One particular area of prayer is that of spiritual warfare prayer. Paul writes, in Ephesians 6:12–19, “For our struggle is not against flesh and blood, but against the rulers, against the authorities, against the powers of this dark world and against the spiritual forces of evil in the heavenly realms . . . And pray in the Spirit on all occasions with all kinds of prayers and requests.” Another aspect of spiritual warfare, however, is not, strictly speaking, prayer. There is good scriptural evidence for the involvement of apostolic (or missionary) workers in “power encounters” in which demonic forces are confronted with the authority inherent in the name of Jesus.
There is not space here to discuss the many side issues related to dealing with demonic forces on the mission field, some of which have been the object of quite a bit of controversy.
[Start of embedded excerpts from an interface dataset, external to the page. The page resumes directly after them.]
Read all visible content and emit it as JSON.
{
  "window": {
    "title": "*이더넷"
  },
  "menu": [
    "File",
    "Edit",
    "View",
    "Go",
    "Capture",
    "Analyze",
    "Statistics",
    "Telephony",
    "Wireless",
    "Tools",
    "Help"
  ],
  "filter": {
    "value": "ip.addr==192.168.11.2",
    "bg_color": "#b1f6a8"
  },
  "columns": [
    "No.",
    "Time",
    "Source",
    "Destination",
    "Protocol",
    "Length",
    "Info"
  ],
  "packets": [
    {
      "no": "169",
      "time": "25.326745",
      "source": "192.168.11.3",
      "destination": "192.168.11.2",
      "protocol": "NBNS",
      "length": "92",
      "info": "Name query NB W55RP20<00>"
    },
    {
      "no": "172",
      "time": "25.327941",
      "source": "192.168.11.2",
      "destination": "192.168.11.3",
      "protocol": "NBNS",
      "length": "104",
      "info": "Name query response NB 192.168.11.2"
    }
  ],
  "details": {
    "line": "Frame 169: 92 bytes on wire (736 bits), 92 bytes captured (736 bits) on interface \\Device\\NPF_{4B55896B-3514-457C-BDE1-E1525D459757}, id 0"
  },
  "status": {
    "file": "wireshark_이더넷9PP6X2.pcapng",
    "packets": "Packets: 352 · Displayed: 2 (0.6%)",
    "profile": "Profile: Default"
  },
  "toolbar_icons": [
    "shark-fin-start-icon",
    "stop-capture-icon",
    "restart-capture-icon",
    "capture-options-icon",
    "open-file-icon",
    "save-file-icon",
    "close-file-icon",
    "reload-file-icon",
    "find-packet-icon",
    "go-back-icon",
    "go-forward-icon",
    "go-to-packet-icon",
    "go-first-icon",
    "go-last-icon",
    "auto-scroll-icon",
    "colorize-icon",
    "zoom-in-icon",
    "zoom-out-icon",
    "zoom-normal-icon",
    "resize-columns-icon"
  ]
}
The following quote from Ken Baker in his EMQ article on “Power Encounter and Church Planting” must suffice:
Missionaries who avoid, or even deny, the demonic in daily life create a perplexing problem for the indigenous churches. On the one hand, they teach how Jesus cast out demons, but on the other they refuse to incorporate the problem of demonization within the scope of the church’s ministry. Therefore, animists find their own solutions and operate in both contexts. They look to the church for forgiveness of sin and eternal life, but go to the shaman or diviner to receive solutions to problems that the church, or the missionary, cannot answer. Unfortunately, they think that Jesus and the church are impotent in the very area where he exercises supreme authority and dominion. All too often, missionaries tend to approach people and expect them to meet on their level of understanding. We expect them to repress their world view and experience. Unless missionaries answer their questions and deal with their problems on the receivers’ level, they may never see Jesus as Lord of their whole lives. (27)
Another resource for overcoming the “spiritual barrier” is the presence of signs and wonders in the ministry of Christian workers. In Acts 4:29–30, the believers in the church at Jerusalem, in response to persecution on the part of the religious authorities, prayed, “Now, Lord, consider their threats and enable your servants to speak your word with great boldness. Stretch out your hand to heal and perform miraculous signs and wonders through the name of your holy servant Jesus.” Paul, in 1 Corinthians 14:24–25, also speaks of the value of the gift of prophecy for convincing unbelievers of the truth of the gospel: “But if an unbeliever or someone who does not understand comes in while everybody is prophesying, he will be convinced by all that he is a sinner and will be judged by all, and the secrets of his heart will be laid bare. So he will fall down and worship God, exclaiming, ‘God is really among you!’”
Spiritual problems require spiritual solutions.
(to be continued…)
(24) Grady and Kendall, 366.
(25) Rankin, 59.
(26) Rankin, 77.
(27) Ken Baker, “Power Encounter and Church Planting,” EMQ (1990): 309–10.